 These data show that fibers fabricated from non-functionalized CNTs decreased the fiber strength nearly four-fold when compared with a pure polyimide fiber. Fabrication of fibers that contain the plasma-functionalized CNTs resulted in an increase of tensile strength by nearly a factor of five, compared with the fibers containing CNTs, and a 20% increase in tensile strength when compared with the pure polyimide fiber.
 The fiber containing 1.7 wt % of P-CNTs was capable of being tied into a knot. The other fibers tested were not capable of being tied into a tight knot. As shown in FIG. 7, fibers containing the plasma-treated CNTs at 1.7 wt % exhibit more than a 30% increase in the elastic modulus compared with the fiber that contains non-functionalized CNTs or no CNTs. Increasing the pf-CNT concentration by 0.5 wt % to 2.3 wt % results in a decrease of elasticity by 16 percent.
 Morphological Studies
 The objective in this work was to characterize the macro- to nano-morphology of the fibers using scanning electron microscopy (SEM). Samples were freeze-fractured at 77° K. Results are shown in FIGS. 8-13.
 The preferred embodiment of the invention is described above in the Drawing and Description of Preferred Embodiments. While these descriptions directly describe the above embodiments, it is understood that those skilled in the art may conceive modifications and/or variations to the specific embodiments shown and described herein. Any such modifications or variations that fall within the purview of this description are intended to be included therein as well. Unless specifically noted, it is the intention of the inventors that the words and phrases in the specification and claims be given the ordinary and accustomed meanings to those of ordinary skill in the applicable art(s). The foregoing description of a preferred embodiment and best mode of the invention known to the applicant at the time of filing the application has been presented and is intended for the purposes of illustration and description. It is not intended to be exhaustive or to limit the invention to the precise form disclosed, and many modifications and variations are possible in the light of the above teachings.
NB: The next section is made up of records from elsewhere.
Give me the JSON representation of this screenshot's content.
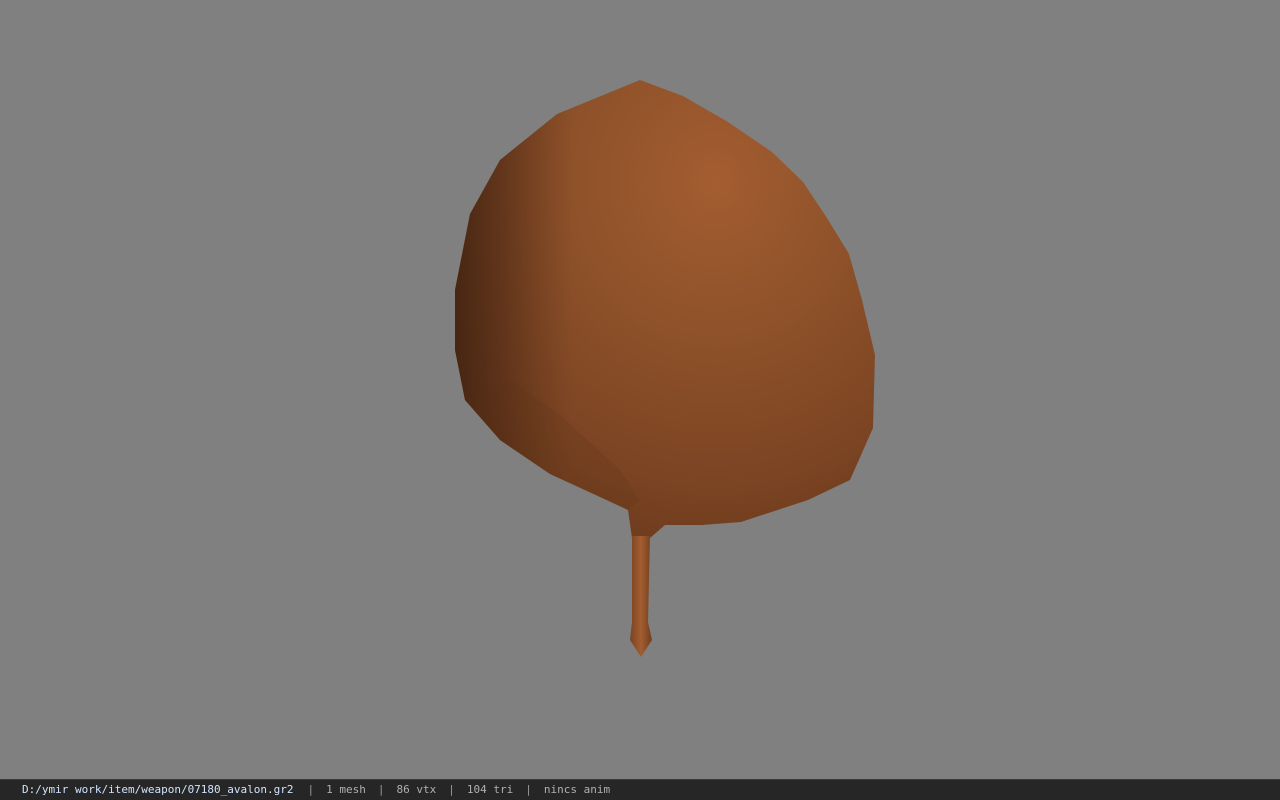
{
  "viewport": {
    "background_color": "#808080",
    "model_color": "#8b4e27",
    "model_highlight": "#a35d30",
    "model_shadow": "#4a2714"
  },
  "statusbar": {
    "file_path": "D:/ymir work/item/weapon/07180_avalon.gr2",
    "separator": "|",
    "mesh_count": "1 mesh",
    "vertex_count": "86 vtx",
    "triangle_count": "104 tri",
    "anim_status": "nincs anim"
  }
}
The embodiment was chosen and described in order to best explain the principles of the invention and its practical application and to enable others skilled in the art to best utilize the invention in various embodiments and with various modifications as are suited to the particular use contemplated.